Asner, G.P, Brodrick, P.G., Anderson, C.B., Vaughn, N., Knapp, D.E., Martin, R.E. 2015. Progressive forest  canopy water loss during the 2012-2015 California drought. Proc. Natl. Acad. Sci. 113 (2): 7pp.

Babst, F., Carrer, M., Poulter, B., Urbinati, C., Neuwirth, B., Frank, D. 2012. 500 years of regional forest growth variability and links to climatic extreme events in Europe. Environ. Res. Lett. 7: 045705 (11pp).

Breshears, D.D., Adams, H.D., Eamus, D., McDowell, N.G., Law, D.J., Will, R.E., Williams, A.P., Zou, C.B. The critical amplifying role of increasing atmospheric moisture demand on tree mortality and associated regional die-off. Frontiers in Plant Science. 4 (266): 1-4.

Carnicer, J., Coll, M., Ninyerola, M., Pons, X., Sánchez, G., Peñuelas, J. 2011. Widespread crown condition decline, food web disruption, and amplified tree mortality with increased climate change-type drought. Proc. Natl. Acad. Sci. 108 (4): 1474-1478.

Clifford, M.J., Royer, P.D., Cobb, N.S., Breshears, D.D., Ford, P.L. 2013. Precipitation thresholds and drought-induced tree die-off: insights from patterns of Pinus edulis mortality along an environmental gradient. New Phytologist. 200: 413-421.

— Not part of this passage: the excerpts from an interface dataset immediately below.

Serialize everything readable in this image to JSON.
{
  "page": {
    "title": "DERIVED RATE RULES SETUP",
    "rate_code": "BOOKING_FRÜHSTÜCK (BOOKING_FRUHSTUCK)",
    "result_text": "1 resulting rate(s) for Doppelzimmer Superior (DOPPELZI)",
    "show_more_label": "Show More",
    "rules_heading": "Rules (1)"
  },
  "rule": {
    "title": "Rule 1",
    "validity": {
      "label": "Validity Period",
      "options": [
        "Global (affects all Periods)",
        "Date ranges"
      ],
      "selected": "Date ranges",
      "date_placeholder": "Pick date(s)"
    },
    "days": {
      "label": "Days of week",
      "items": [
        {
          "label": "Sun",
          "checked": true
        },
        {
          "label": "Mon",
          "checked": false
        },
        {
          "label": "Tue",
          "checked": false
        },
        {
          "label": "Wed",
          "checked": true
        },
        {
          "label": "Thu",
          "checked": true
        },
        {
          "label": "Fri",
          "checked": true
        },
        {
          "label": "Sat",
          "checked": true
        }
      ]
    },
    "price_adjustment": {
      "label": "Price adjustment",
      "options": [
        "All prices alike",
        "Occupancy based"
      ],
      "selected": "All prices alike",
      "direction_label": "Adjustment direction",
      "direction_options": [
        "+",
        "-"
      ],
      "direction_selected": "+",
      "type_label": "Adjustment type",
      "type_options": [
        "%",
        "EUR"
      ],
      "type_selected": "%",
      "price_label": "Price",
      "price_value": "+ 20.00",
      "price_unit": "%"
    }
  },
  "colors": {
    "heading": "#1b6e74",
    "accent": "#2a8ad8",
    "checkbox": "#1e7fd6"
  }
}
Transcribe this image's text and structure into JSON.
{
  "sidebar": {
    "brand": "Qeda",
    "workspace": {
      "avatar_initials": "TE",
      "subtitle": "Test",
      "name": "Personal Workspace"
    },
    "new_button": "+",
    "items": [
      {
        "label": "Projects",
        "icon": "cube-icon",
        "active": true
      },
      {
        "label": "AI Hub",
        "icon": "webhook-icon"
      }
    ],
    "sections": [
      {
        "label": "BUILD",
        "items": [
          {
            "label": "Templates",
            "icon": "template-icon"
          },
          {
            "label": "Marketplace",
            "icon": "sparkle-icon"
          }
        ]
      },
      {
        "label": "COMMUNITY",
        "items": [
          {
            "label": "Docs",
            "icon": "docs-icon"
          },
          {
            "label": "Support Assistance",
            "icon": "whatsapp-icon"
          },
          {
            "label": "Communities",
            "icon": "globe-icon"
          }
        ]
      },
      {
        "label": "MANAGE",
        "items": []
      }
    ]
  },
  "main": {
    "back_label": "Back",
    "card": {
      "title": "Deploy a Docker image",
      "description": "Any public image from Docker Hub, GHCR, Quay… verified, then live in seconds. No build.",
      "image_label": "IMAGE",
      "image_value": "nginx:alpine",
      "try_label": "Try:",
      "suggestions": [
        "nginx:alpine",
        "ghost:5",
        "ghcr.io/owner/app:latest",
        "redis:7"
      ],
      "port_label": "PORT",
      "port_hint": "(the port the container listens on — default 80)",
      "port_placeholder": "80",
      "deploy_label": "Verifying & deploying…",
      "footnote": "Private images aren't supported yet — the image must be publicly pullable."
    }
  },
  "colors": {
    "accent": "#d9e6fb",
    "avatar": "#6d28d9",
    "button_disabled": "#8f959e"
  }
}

Diffenbaugh, N.S., Swain, D.L., Touma, D. 2015. Anthropogenic warming has increased drought risk in California. Proc. Natl. Acad. Sci. 112 (13): 3931-3936.

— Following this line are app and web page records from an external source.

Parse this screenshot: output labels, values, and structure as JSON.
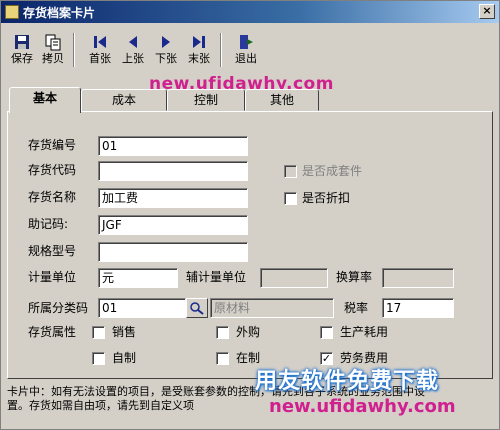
{
  "window": {
    "title": "存货档案卡片",
    "close_glyph": "×"
  },
  "toolbar": [
    {
      "name": "save",
      "label": "保存",
      "icon": "floppy-disk-icon"
    },
    {
      "name": "copy",
      "label": "拷贝",
      "icon": "copy-icon"
    },
    {
      "name": "first",
      "label": "首张",
      "icon": "first-record-icon"
    },
    {
      "name": "prev",
      "label": "上张",
      "icon": "previous-record-icon"
    },
    {
      "name": "next",
      "label": "下张",
      "icon": "next-record-icon"
    },
    {
      "name": "last",
      "label": "末张",
      "icon": "last-record-icon"
    },
    {
      "name": "exit",
      "label": "退出",
      "icon": "exit-door-icon"
    }
  ],
  "watermark_top": "new.ufidawhy.com",
  "tabs": [
    {
      "label": "基本",
      "active": true
    },
    {
      "label": "成本",
      "active": false
    },
    {
      "label": "控制",
      "active": false
    },
    {
      "label": "其他",
      "active": false
    }
  ],
  "form": {
    "code_label": "存货编号",
    "code_value": "01",
    "daima_label": "存货代码",
    "daima_value": "",
    "name_label": "存货名称",
    "name_value": "加工费",
    "mnemonic_label": "助记码:",
    "mnemonic_value": "JGF",
    "spec_label": "规格型号",
    "spec_value": "",
    "unit_label": "计量单位",
    "unit_value": "元",
    "aux_unit_label": "辅计量单位",
    "aux_unit_value": "",
    "conv_label": "换算率",
    "conv_value": "",
    "category_label": "所属分类码",
    "category_value": "01",
    "category_name": "原材料",
    "tax_label": "税率",
    "tax_value": "17",
    "attr_label": "存货属性",
    "is_kit_label": "是否成套件",
    "is_kit_checked": false,
    "is_discount_label": "是否折扣",
    "is_discount_checked": false,
    "attrs": [
      {
        "label": "销售",
        "checked": false
      },
      {
        "label": "外购",
        "checked": false
      },
      {
        "label": "生产耗用",
        "checked": false
      },
      {
        "label": "自制",
        "checked": false
      },
      {
        "label": "在制",
        "checked": false
      },
      {
        "label": "劳务费用",
        "checked": true
      }
    ],
    "check_glyph": "✓"
  },
  "status_text": "卡片中：如有无法设置的项目，是受账套参数的控制，请先到各子系统的业务范围中设置。存货如需自由项，请先到自定义项",
  "watermark_bottom_cn": "用友软件免费下载",
  "watermark_bottom_url": "new.ufidawhy.com"
}
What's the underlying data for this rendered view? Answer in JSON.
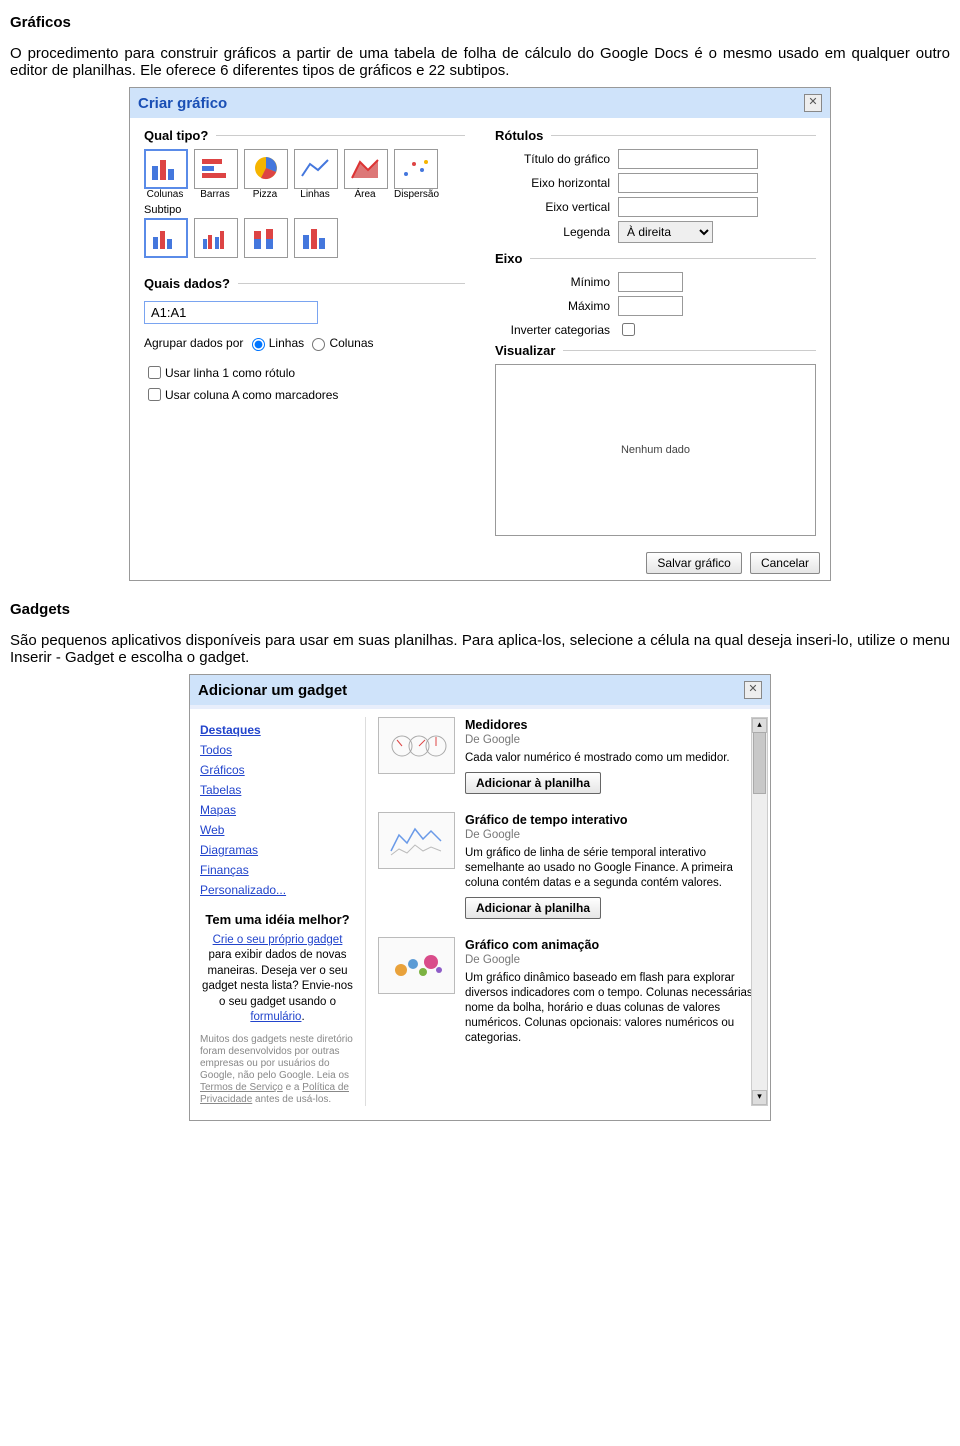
{
  "doc": {
    "h1": "Gráficos",
    "p1": "O procedimento para construir gráficos a partir de uma tabela de folha de cálculo do Google Docs é o mesmo usado em qualquer outro editor de planilhas. Ele oferece 6 diferentes tipos de gráficos e 22 subtipos.",
    "h2": "Gadgets",
    "p2": "São pequenos aplicativos disponíveis para usar em suas planilhas. Para aplica-los, selecione a célula na qual deseja inseri-lo, utilize o menu Inserir  -  Gadget e escolha o gadget."
  },
  "chartDialog": {
    "title": "Criar gráfico",
    "closeX": "✕",
    "qType": "Qual tipo?",
    "types": [
      "Colunas",
      "Barras",
      "Pizza",
      "Linhas",
      "Área",
      "Dispersão"
    ],
    "subLabel": "Subtipo",
    "qData": "Quais dados?",
    "range": "A1:A1",
    "groupBy": "Agrupar dados por",
    "optLines": "Linhas",
    "optCols": "Colunas",
    "cbRow1": "Usar linha 1 como rótulo",
    "cbColA": "Usar coluna A como marcadores",
    "rotulos": "Rótulos",
    "ftitle": "Título do gráfico",
    "fxh": "Eixo horizontal",
    "fyh": "Eixo vertical",
    "fleg": "Legenda",
    "legOpt": "À direita",
    "eixo": "Eixo",
    "min": "Mínimo",
    "max": "Máximo",
    "invert": "Inverter categorias",
    "viz": "Visualizar",
    "noData": "Nenhum dado",
    "save": "Salvar gráfico",
    "cancel": "Cancelar"
  },
  "gadgetDialog": {
    "title": "Adicionar um gadget",
    "closeX": "✕",
    "cats": [
      "Destaques",
      "Todos",
      "Gráficos",
      "Tabelas",
      "Mapas",
      "Web",
      "Diagramas",
      "Finanças",
      "Personalizado..."
    ],
    "idea": {
      "hd": "Tem uma idéia melhor?",
      "l1a": "Crie o seu próprio gadget",
      "l1b": " para exibir dados de novas maneiras. Deseja ver o seu gadget nesta lista? Envie-nos o seu gadget usando o ",
      "l2": "formulário",
      "l3": "."
    },
    "fine": {
      "t1": "Muitos dos gadgets neste diretório foram desenvolvidos por outras empresas ou por usuários do Google, não pelo Google. Leia os ",
      "a1": "Termos de Serviço",
      "t2": " e a ",
      "a2": "Política de Privacidade",
      "t3": " antes de usá-los."
    },
    "items": [
      {
        "name": "Medidores",
        "auth": "De Google",
        "desc": "Cada valor numérico é mostrado como um medidor.",
        "btn": "Adicionar à planilha"
      },
      {
        "name": "Gráfico de tempo interativo",
        "auth": "De Google",
        "desc": "Um gráfico de linha de série temporal interativo semelhante ao usado no Google Finance. A primeira coluna contém datas e a segunda contém valores.",
        "btn": "Adicionar à planilha"
      },
      {
        "name": "Gráfico com animação",
        "auth": "De Google",
        "desc": "Um gráfico dinâmico baseado em flash para explorar diversos indicadores com o tempo. Colunas necessárias: nome da bolha, horário e duas colunas de valores numéricos. Colunas opcionais: valores numéricos ou categorias.",
        "btn": ""
      }
    ]
  }
}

Huang, K., Yi, C., Wu, D., Zhou, T., Zhao, X., Blanford, W.J., Wie, S., Wu, H., Ling, D., Li, Z. 2015 Tipping point of a conifer forest ecosystem under severe drought. Environ. Res. Lett. 10 (2), Article ID: 024011.

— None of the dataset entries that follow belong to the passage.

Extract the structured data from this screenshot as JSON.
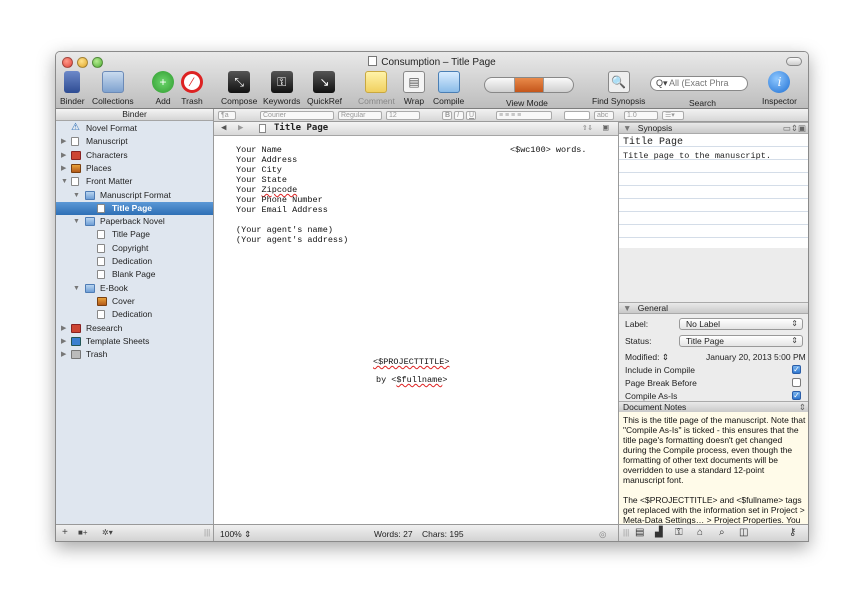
{
  "window": {
    "title": "Consumption – Title Page"
  },
  "toolbar": {
    "binder": "Binder",
    "collections": "Collections",
    "add": "Add",
    "trash": "Trash",
    "compose": "Compose",
    "keywords": "Keywords",
    "quickref": "QuickRef",
    "comment": "Comment",
    "wrap": "Wrap",
    "compile": "Compile",
    "view_mode": "View Mode",
    "find_synopsis": "Find Synopsis",
    "search": "Search",
    "search_placeholder": "All (Exact Phra",
    "inspector": "Inspector"
  },
  "formatbar": {
    "style": "¶a",
    "font": "Courier",
    "weight": "Regular",
    "size": "12",
    "bold": "B",
    "italic": "I",
    "underline": "U",
    "spacing": "1.0",
    "highlight": "abc"
  },
  "binder": {
    "header": "Binder",
    "items": [
      {
        "label": "Novel Format",
        "level": 0,
        "icon": "warning-icon",
        "expanded": null,
        "selected": false
      },
      {
        "label": "Manuscript",
        "level": 0,
        "icon": "manuscript-icon",
        "expanded": false,
        "selected": false
      },
      {
        "label": "Characters",
        "level": 0,
        "icon": "characters-icon",
        "expanded": false,
        "selected": false
      },
      {
        "label": "Places",
        "level": 0,
        "icon": "places-icon",
        "expanded": false,
        "selected": false
      },
      {
        "label": "Front Matter",
        "level": 0,
        "icon": "front-matter-icon",
        "expanded": true,
        "selected": false
      },
      {
        "label": "Manuscript Format",
        "level": 1,
        "icon": "folder-icon",
        "expanded": true,
        "selected": false
      },
      {
        "label": "Title Page",
        "level": 2,
        "icon": "document-icon",
        "expanded": null,
        "selected": true
      },
      {
        "label": "Paperback Novel",
        "level": 1,
        "icon": "folder-icon",
        "expanded": true,
        "selected": false
      },
      {
        "label": "Title Page",
        "level": 2,
        "icon": "document-icon",
        "expanded": null,
        "selected": false
      },
      {
        "label": "Copyright",
        "level": 2,
        "icon": "document-icon",
        "expanded": null,
        "selected": false
      },
      {
        "label": "Dedication",
        "level": 2,
        "icon": "document-icon",
        "expanded": null,
        "selected": false
      },
      {
        "label": "Blank Page",
        "level": 2,
        "icon": "document-icon",
        "expanded": null,
        "selected": false
      },
      {
        "label": "E-Book",
        "level": 1,
        "icon": "folder-icon",
        "expanded": true,
        "selected": false
      },
      {
        "label": "Cover",
        "level": 2,
        "icon": "image-icon",
        "expanded": null,
        "selected": false
      },
      {
        "label": "Dedication",
        "level": 2,
        "icon": "document-icon",
        "expanded": null,
        "selected": false
      },
      {
        "label": "Research",
        "level": 0,
        "icon": "research-icon",
        "expanded": false,
        "selected": false
      },
      {
        "label": "Template Sheets",
        "level": 0,
        "icon": "template-icon",
        "expanded": false,
        "selected": false
      },
      {
        "label": "Trash",
        "level": 0,
        "icon": "trash-icon",
        "expanded": false,
        "selected": false
      }
    ],
    "footer": {
      "add": "+",
      "folder": "■+",
      "gear": "✲▾"
    }
  },
  "editor": {
    "header_title": "Title Page",
    "lines": [
      "Your Name",
      "Your Address",
      "Your City",
      "Your State",
      "Your Zipcode",
      "Your Phone Number",
      "Your Email Address",
      "",
      "(Your agent's name)",
      "(Your agent's address)"
    ],
    "wordcount_tag": "<$wc100> words.",
    "project_title_tag": "<$PROJECTTITLE>",
    "byline_prefix": "by <",
    "byline_tag": "$fullname",
    "byline_suffix": ">",
    "zoom": "100%",
    "words": "Words: 27",
    "chars": "Chars: 195"
  },
  "inspector": {
    "synopsis_header": "Synopsis",
    "synopsis_title": "Title Page",
    "synopsis_text": "Title page to the manuscript.",
    "general_header": "General",
    "label_label": "Label:",
    "label_value": "No Label",
    "status_label": "Status:",
    "status_value": "Title Page",
    "modified_label": "Modified:",
    "modified_value": "January 20, 2013 5:00 PM",
    "include_compile": "Include in Compile",
    "include_compile_checked": true,
    "page_break": "Page Break Before",
    "page_break_checked": false,
    "compile_as_is": "Compile As-Is",
    "compile_as_is_checked": true,
    "notes_header": "Document Notes",
    "notes_p1": "This is the title page of the manuscript. Note that \"Compile As-Is\" is ticked - this ensures that the title page's formatting doesn't get changed during the Compile process, even though the formatting of other text documents will be overridden to use a standard 12-point manuscript font.",
    "notes_p2": "The <$PROJECTTITLE> and <$fullname> tags get replaced with the information set in Project > Meta-Data Settings… > Project Properties. You can edit those settings or just replace this text altogether. (Other information is taken from Address Book when the project is created.)"
  },
  "colors": {
    "selection": "#2e6fb5",
    "binder_bg": "#dfe6ef",
    "notes_bg": "#fffbe9",
    "accent_orange": "#c4561b"
  }
}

Kolb, Thomas, E. 2015. A new drought tipping point for conifer mortality. Environ. Res. Lett. 10: 031002. DOI: 10.1088/1748-9326/10/3/031002

Lloret, F., Escudero, A., Iriondo, J.M., Martínez-Vilalta, J., Valladares, F. 2012. Extreme climatic events and vegetation: the role of stabilizing processes. Global Change Biology. 18: 797-805. DOI: 10.1111/j.1365-2486.2011.02624.x

McDowell, N.G., Williams, A.P., Xu, C., Pockman, W.T., Dickman, L.T., Sevanto, S., Pangle, R., Limousin, J., Plaut, J., Mackay, D.S., Ogee, J., Domec, J.C., Allen, C.D., Fisher, R.A., Jiang, X., Muss, J.D., Breshears, D.D., Rauscher, S.A., Koven, C. 2015. Multi-scale predictions of massive conifer mortality due to chronic temperature rise. Nature Climate Change. Advance Online Publication. DOI: 10.1038/NCLIMATE2873.

Peterman, W., Waring, R.H., Seager, T., Pollock, W.L. 2013. Soil properties affect pinyon pine – juniper response to drought. Ecohydrol. 6: 455-463.

Reichstein, M., Bahn, M., Ciais, P., Frank, D., Mahecha, M.D., Seneviratne, S.I., Zscheischler, J., Beer, C., Buchmann, N., Frank, D.C., Papale, D., Rammig, A., Smith, P., Thonicke, K., van der Velde, M., Vicca, S., Walz, A. Wattenbach, M. 2013. Climate extremes and the carbon cycle. Nature. 500: 287-295. DOI: 10.1038/nature12350.

Reyer, C.P.O., Leuzinger, S., Rammig, A., Wolf, A., Bartholomeus, R.P., Bonfante, A., de Lorenzi, F., Dury, M., Gloning, P., Aboujaoudé, R., Klein, T., Kuster, T.M., Martins, M., Niedrist, G., Riccardi, M., Wohlfahrt, G., de Angelis, P., de Dato, G., François, L., Menzel, A., Pereira, M. 2013. A plant’s perspective of extremes: terrestrial plant responses to changing climatic variability. Global Change Biology. 19: 75-89. DOI: 10.1111/gcb.12023

Russell, M.B., Woodall, C.W., D’Amato, A.W., Domke, G.M., Saatchi, S.S. 2014. Beyond mean functional traits: Influence of functional trait profiles on forest structure, prodiction, and mortality across the eastern US. Forest Ecology and Management. 328: 1-9.

Teskey, R., Wertin, T., Bauweraerts, I., Ameye, M., McGuire, M.A., Steppe, K. 2014. Responses of tree species to heat waves and extreme heat events. Plant, Cell and Environment. DOI: 10.1111/pce/12417.

Williams, A.P., Allen, C.D., Macalady, A.K., Griffin, D., Woodhouse, C.A., Meko, D.M., Swetnam, T.W., Rauscher, S.A., Seager, R., Grissino-Mayer, H.D., Dean, J.S., Cook, E.R., Gangodagamage, C., Cai, M., McDowell, N.G. 2013. Temperature as a potent driver of regional forest drought stress and tree mortality. Nature Climate Change. 3: 292-297.